Most companies still use different storage solutions like legacy servers or data centers mixed with newer services like containers and serverless applications. There are also many companies using both multi-cloud and hybrid-cloud strategies for meeting their business goals. Since it isn’t standardized across the board, using a SaaS (software as a service) solution is an excellent way to increase cloud operations visibility and prevent security problems. In multi-cloud security, a company uses more than a single cloud to handle its digital infrastructure. In a hybrid cloud system, an organization’s infrastructure is a mix of private cloud services, a public cloud, and some type of infrastructure on the business facility’s grounds.

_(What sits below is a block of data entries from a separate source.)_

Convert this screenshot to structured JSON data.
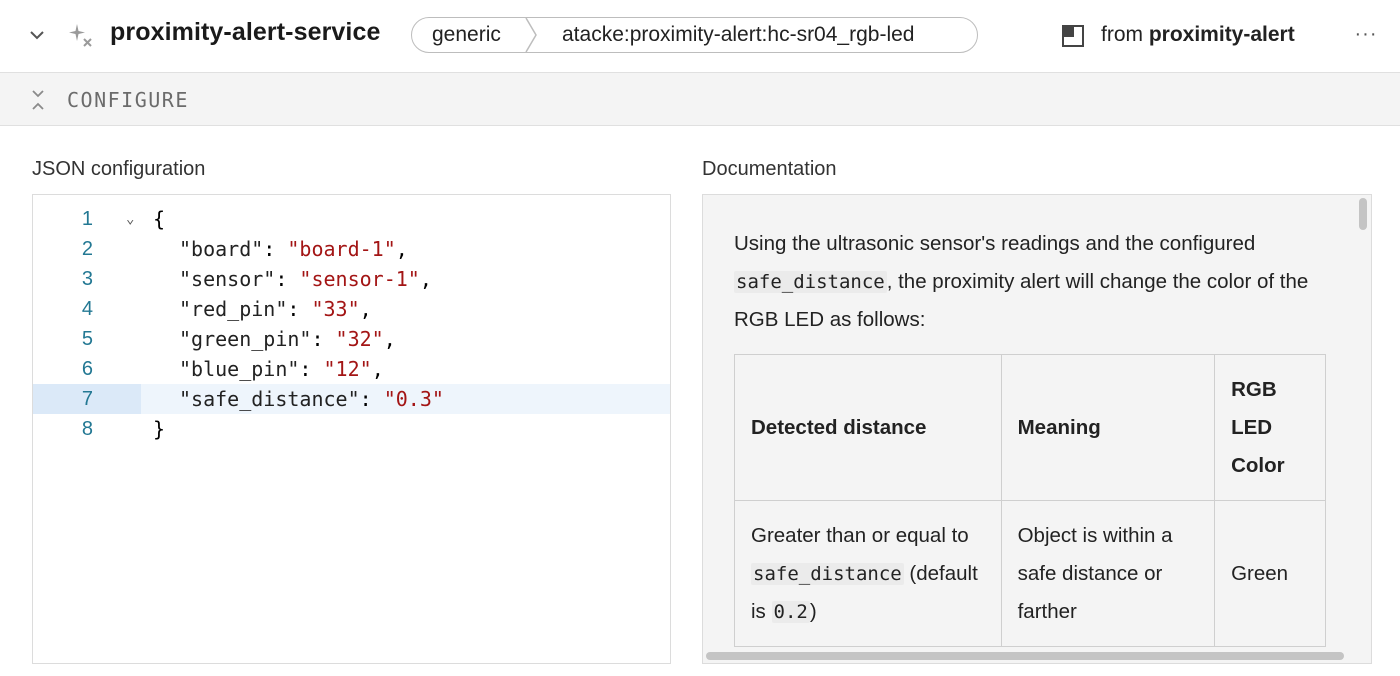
{
  "header": {
    "service_name": "proximity-alert-service",
    "crumb_api": "generic",
    "crumb_model": "atacke:proximity-alert:hc-sr04_rgb-led",
    "from_prefix": "from",
    "from_module": "proximity-alert",
    "more_label": "···",
    "icons": {
      "collapse": "chevron-down-icon",
      "service": "sparkle-service-icon",
      "module": "module-square-icon",
      "more": "more-dots-icon"
    }
  },
  "configure_bar": {
    "label": "CONFIGURE",
    "icon": "collapse-arrows-icon"
  },
  "json_section": {
    "title": "JSON configuration",
    "lines": [
      {
        "num": "1",
        "text": "{"
      },
      {
        "num": "2",
        "key": "\"board\"",
        "value": "\"board-1\""
      },
      {
        "num": "3",
        "key": "\"sensor\"",
        "value": "\"sensor-1\""
      },
      {
        "num": "4",
        "key": "\"red_pin\"",
        "value": "\"33\""
      },
      {
        "num": "5",
        "key": "\"green_pin\"",
        "value": "\"32\""
      },
      {
        "num": "6",
        "key": "\"blue_pin\"",
        "value": "\"12\""
      },
      {
        "num": "7",
        "key": "\"safe_distance\"",
        "value": "\"0.3\""
      },
      {
        "num": "8",
        "text": "}"
      }
    ],
    "active_line": 7,
    "colors": {
      "string": "#a31515",
      "line_number": "#237893",
      "active_line": "#eef5fc"
    }
  },
  "docs_section": {
    "title": "Documentation",
    "intro_a": "Using the ultrasonic sensor's readings and the configured",
    "intro_code": "safe_distance",
    "intro_b": ", the proximity alert will change the color of the RGB LED as follows:",
    "table": {
      "headers": [
        "Detected distance",
        "Meaning",
        "RGB LED Color"
      ],
      "row1": {
        "c1_a": "Greater than or equal to",
        "c1_code": "safe_distance",
        "c1_b": "(default is",
        "c1_code2": "0.2",
        "c1_c": ")",
        "c2": "Object is within a safe distance or farther",
        "c3": "Green"
      }
    }
  }
}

Due to the dynamic and expanding nature of using cloud services for business, having a flexible option is a must for any small business. Where multi-clouds use different clouds to accomplish individual tasks, hybrid clouds tend to use all of their components together to create an all-in-one solution to many problems. They’re flexible and easy to use. Hybrid clouds also reduce the risk of exposing or compromising data. How? The business can keep sensitive data off a public cloud while still using it for other activities. It’s a secure solution that’s easy to implement and oversee with the right tools. Hybrid cloud security offers the ability to customize your security suite for hybrid-cloud, multi-cloud, and multi-service environments. Throw in sound support for a broad series of platforms into the mix and protection of any data delivery regardless of source, and you have a flexible security measure to match your small business needs.

Full visibility and enhanced security

The way businesses use the cloud is continually evolving. Maintaining some level of visibility over all of your operation’s distributed systems is vital. A lack of visibility leads to problems down the line—especially if something goes wrong. It can also inhibit or push back attempts for your company to automate or allow some type of self-service for your customers. Using a hybrid cloud solution helps mitigate the problem while allowing you full visibility and flexibility over what’s happening with your systems as you transition or utilize the cloud.

On the security side, hybrid cloud infrastructure comes with some wonderful benefits. Your business can take full advantage of the private cloud portion’s enhanced security while using the public part of the hybrid cloud’s power and versatility. Encryption methods help keep the data safe within both the public and private environment. Transferring and storing data is fast and secure in a hybrid cloud. Enhancing your security with software offers a comprehensive solution container, application, workload, and data security within your hybrid cloud.


There are numerous compliance standards involved in operating any business. Condensing and organizing data from physical services to the cloud makes this process easier. And because most companies are using the cloud in some form, compliance standards are more important than ever. Compliance standards related to ISO 27001, PCI DSS, HIPAA, FedRAMP, and others must all be adhered to while operating within a (hybrid or otherwise) cloud infrastructure. Organizations share the responsibility of maintaining these standards with the cloud providers themselves, maintaining compliance standards, and providing necessary tools. Securing your cloud (and, by extension, bolstering its security) is entirely up to your organization. Following compliance standards helps create and maintain an overarching security standard for your organization as it transitions into using a hybrid cloud.

Advanced threat intelligence

Continually identifying and managing global threats is all part of hybrid cloud security. Advanced threat detection uncovers indicators of compromise (IOC) and indicators of attack (IOAs) that could potentially steal or otherwise mess with your company’s data. Additionally, it detects server, cloud, and container platform attacks while integrating with SIEM platforms and SOAR (security orchestration automation and response) tools while looking for causes and assessing the scope of attacks. The security features involved in this type of solution are a veritable arsenal of protecting your hybrid cloud and organization for a long time to come. If you’re concerned about hybrid cloud vulnerability and an uncertain future, implementing a hybrid cloud security solution is hands-down the best way to not only alleviate such concerns but foster a bright future for any organization.

Ryan Kh

Ryan Kahn, known as a career coach and television personality. Ryan Kahn is founder of The Hired Group, author of Hired!